Our Chocolate Almond Crunch and Mint Chocolate Chip bars feature a Non-Vegan blend of brown rice protein and whey isolate that supplies essential Amino Acids for a "complete" or "whole" source of protein. Our balanced mix of fiber and protein results in two meal replacement bars that provide all the BCAAs needed for proper muscle development.

Are Truth Bars 100% gluten free?

Yes, all Truth Bars are 100% gluten free!

Is there soy in Truth Bars?

Soy based lecithin is commonly used as an emulsifier in dark chocolates. However, they are are serious consumer concerns over soy that we have taken very seriously. In order to protect and promote overall health the specially formulated dark chocolate coating on all Truth Bars is completely free of both soy and sugar.

Are the bars Peanut Free?

Yes, all Truth Bars are 100% peanut free. We use only high quality almond and sunflower butter.

 

Other Questions:

Where can I find a full list of ingredients?

You can find a the full list of ingredients on each bar’s product page. The ingredients can be found by clicking the second tab. Here's a link to each of our product pages: Chocolate Dipped RaspberryChocolate Dipped CoconutMint Chocolate Chip and Chocolate Almond Crunch.

Where can I find nutrition information?

Each bar’s nutrition facts can also be found on the product pages above. Just click the third tab.

Another place to find info would be our ingredient's page, which outlines each of our key ingredients and their benefits.

What is the shelf life of the bars?

Truth Bars have a shelf life of 18 months. We make our bars in small batches, which ensures that our retailer's shelves are stocked with fresh bars.

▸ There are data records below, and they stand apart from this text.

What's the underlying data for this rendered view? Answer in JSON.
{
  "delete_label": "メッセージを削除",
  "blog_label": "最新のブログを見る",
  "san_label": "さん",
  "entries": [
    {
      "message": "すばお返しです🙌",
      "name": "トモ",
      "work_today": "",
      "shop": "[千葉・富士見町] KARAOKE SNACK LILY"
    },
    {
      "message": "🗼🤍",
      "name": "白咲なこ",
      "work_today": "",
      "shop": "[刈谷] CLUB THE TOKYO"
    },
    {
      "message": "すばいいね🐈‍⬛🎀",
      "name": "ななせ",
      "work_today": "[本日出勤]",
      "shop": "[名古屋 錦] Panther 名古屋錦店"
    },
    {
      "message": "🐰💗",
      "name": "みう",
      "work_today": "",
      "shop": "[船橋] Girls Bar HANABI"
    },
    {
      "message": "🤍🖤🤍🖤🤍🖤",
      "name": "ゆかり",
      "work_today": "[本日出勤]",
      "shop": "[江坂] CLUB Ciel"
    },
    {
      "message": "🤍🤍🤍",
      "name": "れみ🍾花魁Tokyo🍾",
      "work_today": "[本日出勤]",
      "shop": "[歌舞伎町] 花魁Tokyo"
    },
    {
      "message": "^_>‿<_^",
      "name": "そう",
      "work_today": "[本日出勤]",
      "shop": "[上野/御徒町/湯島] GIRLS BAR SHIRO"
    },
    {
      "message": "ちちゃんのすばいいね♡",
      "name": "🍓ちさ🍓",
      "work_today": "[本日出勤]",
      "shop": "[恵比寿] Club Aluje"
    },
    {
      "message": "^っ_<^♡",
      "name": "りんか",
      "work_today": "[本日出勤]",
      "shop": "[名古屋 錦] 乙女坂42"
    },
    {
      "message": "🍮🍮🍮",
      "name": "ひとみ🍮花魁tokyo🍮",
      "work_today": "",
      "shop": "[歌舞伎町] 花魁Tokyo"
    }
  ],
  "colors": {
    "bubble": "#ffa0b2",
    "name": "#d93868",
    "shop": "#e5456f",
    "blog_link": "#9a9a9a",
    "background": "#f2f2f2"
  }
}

Please let us know if you have a question that is not listed above.
Simply write to us at info@truthbar.com. We are happy to answer any questions!